Scan the entries below and return each line that contains "graphics".

** Opening AVAILABLE RECORDS block **

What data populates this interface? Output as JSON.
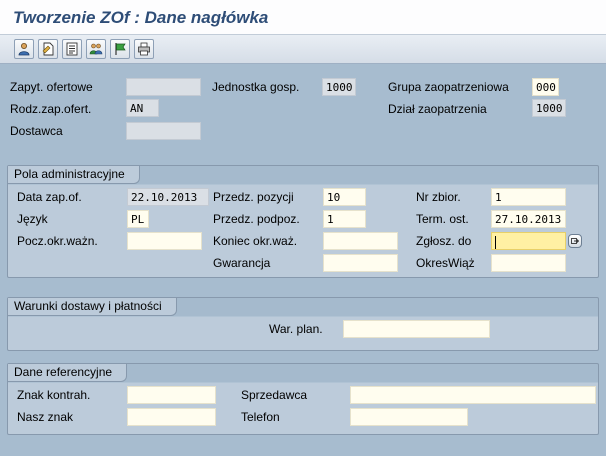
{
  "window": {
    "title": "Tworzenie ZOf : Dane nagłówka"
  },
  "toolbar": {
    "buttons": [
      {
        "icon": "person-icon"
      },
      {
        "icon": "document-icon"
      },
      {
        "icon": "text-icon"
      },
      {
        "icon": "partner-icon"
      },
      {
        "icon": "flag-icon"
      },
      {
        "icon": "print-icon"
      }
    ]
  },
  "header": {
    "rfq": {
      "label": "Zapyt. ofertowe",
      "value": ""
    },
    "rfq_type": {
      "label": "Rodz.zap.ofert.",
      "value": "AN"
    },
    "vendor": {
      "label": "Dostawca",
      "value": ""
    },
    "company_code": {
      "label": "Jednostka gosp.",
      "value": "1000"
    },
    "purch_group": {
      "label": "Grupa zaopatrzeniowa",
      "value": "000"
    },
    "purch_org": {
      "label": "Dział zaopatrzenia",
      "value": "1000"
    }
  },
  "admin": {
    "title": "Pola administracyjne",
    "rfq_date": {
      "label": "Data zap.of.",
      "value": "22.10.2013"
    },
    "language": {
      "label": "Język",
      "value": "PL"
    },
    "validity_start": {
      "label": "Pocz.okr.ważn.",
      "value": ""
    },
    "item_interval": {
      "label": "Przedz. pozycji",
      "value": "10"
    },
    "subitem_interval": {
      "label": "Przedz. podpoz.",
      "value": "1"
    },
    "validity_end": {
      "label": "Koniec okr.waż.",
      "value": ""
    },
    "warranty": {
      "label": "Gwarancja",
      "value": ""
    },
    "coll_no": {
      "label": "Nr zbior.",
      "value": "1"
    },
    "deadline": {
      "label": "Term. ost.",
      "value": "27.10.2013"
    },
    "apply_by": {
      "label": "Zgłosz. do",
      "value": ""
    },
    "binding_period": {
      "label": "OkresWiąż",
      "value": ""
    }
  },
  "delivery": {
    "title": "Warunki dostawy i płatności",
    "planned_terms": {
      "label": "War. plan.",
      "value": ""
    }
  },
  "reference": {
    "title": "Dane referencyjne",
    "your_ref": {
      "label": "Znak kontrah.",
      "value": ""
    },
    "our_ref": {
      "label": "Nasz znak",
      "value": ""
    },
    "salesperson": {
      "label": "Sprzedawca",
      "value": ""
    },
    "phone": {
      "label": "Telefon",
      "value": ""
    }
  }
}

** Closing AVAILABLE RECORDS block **
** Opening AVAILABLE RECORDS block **

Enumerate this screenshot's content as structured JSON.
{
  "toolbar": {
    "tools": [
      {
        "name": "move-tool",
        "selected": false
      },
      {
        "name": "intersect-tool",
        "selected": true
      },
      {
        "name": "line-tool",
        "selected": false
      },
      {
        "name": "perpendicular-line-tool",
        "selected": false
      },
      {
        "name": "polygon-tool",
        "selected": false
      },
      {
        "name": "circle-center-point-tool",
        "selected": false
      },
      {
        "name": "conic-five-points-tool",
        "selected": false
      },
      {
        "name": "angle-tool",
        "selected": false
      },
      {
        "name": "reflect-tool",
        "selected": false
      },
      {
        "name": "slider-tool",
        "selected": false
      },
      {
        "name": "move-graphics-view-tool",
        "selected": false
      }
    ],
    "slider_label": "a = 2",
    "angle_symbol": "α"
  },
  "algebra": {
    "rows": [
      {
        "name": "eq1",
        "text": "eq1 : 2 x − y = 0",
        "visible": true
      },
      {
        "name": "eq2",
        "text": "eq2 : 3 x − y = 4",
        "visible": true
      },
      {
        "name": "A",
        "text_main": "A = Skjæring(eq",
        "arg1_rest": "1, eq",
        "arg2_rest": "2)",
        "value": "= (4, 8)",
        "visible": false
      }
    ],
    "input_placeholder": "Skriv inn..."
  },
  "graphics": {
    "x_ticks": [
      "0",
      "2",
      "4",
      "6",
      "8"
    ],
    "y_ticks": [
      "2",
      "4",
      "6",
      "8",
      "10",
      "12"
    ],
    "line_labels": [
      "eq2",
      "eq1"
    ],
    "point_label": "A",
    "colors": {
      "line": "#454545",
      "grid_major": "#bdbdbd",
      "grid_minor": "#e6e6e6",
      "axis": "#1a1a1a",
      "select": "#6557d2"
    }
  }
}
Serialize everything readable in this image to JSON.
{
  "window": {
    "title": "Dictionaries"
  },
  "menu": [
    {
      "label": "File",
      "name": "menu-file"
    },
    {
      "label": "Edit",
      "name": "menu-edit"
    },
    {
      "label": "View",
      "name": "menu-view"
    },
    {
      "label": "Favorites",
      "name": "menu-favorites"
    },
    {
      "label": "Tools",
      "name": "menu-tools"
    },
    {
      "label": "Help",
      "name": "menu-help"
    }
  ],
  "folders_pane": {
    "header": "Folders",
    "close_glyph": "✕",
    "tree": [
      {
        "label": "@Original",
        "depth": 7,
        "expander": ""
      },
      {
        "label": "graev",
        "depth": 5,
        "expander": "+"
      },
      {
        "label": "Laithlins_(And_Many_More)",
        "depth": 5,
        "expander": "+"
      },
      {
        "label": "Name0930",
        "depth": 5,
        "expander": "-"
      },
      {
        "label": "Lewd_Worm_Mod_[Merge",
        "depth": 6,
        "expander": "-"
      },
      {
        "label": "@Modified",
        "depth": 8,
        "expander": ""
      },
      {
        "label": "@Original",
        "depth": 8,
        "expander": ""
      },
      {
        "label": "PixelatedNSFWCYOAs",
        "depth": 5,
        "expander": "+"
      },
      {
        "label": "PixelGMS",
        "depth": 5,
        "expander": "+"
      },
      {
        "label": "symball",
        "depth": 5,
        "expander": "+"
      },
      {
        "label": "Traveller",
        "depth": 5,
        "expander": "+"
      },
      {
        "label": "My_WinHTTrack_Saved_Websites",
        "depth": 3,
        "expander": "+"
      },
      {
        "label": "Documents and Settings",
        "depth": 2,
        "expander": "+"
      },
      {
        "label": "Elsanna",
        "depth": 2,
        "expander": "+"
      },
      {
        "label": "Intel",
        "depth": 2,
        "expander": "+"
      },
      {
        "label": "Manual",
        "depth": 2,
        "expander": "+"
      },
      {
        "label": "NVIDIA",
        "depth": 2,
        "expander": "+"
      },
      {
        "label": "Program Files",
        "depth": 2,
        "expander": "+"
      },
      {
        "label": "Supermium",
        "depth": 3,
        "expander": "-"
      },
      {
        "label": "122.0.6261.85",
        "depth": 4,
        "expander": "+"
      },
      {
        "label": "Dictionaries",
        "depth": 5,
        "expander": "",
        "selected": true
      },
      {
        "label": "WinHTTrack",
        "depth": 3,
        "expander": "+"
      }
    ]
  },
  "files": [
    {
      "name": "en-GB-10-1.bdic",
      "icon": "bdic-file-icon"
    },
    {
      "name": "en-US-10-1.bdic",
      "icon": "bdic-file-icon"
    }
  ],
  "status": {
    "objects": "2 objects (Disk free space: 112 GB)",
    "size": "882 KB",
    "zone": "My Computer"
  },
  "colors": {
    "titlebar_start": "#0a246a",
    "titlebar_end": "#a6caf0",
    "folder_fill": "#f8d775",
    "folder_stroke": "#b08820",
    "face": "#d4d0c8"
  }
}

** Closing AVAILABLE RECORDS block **
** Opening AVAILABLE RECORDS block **

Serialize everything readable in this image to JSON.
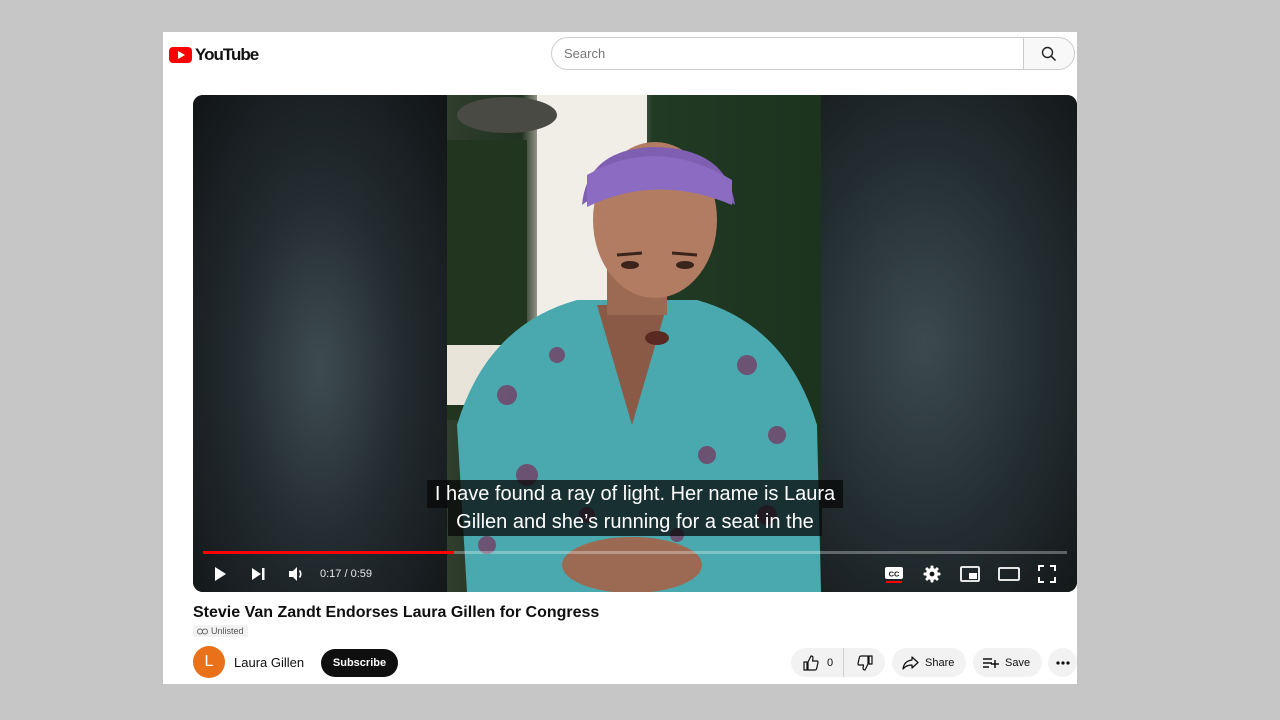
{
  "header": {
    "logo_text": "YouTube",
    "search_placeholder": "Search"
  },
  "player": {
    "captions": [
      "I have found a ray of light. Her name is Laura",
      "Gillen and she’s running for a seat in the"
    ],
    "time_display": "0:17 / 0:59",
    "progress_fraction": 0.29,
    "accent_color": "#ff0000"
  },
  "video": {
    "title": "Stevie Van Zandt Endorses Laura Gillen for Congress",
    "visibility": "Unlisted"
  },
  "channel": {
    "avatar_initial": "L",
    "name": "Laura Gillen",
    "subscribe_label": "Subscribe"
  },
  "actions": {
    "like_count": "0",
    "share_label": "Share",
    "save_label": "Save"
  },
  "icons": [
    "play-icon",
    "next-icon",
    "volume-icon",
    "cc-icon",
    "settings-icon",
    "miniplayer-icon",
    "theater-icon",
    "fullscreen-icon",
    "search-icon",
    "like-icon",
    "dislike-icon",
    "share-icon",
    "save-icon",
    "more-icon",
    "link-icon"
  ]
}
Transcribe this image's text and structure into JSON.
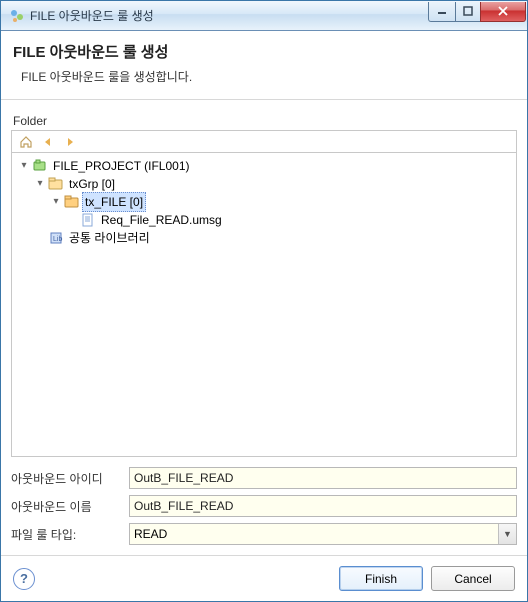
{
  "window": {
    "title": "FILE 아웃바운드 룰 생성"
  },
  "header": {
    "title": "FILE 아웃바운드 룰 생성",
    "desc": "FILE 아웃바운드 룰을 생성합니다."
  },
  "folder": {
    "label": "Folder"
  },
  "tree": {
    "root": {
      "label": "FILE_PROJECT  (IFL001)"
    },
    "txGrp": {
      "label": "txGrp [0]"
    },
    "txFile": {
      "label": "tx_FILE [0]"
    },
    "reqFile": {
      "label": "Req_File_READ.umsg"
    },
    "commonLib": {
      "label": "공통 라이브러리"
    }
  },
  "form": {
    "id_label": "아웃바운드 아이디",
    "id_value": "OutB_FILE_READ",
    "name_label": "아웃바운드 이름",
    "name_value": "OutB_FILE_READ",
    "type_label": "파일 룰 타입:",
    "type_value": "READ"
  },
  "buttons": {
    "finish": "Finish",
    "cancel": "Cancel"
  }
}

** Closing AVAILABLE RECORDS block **

RESPONSE BOX:
        "name": "move-graphics-view-tool",
  "graphics": {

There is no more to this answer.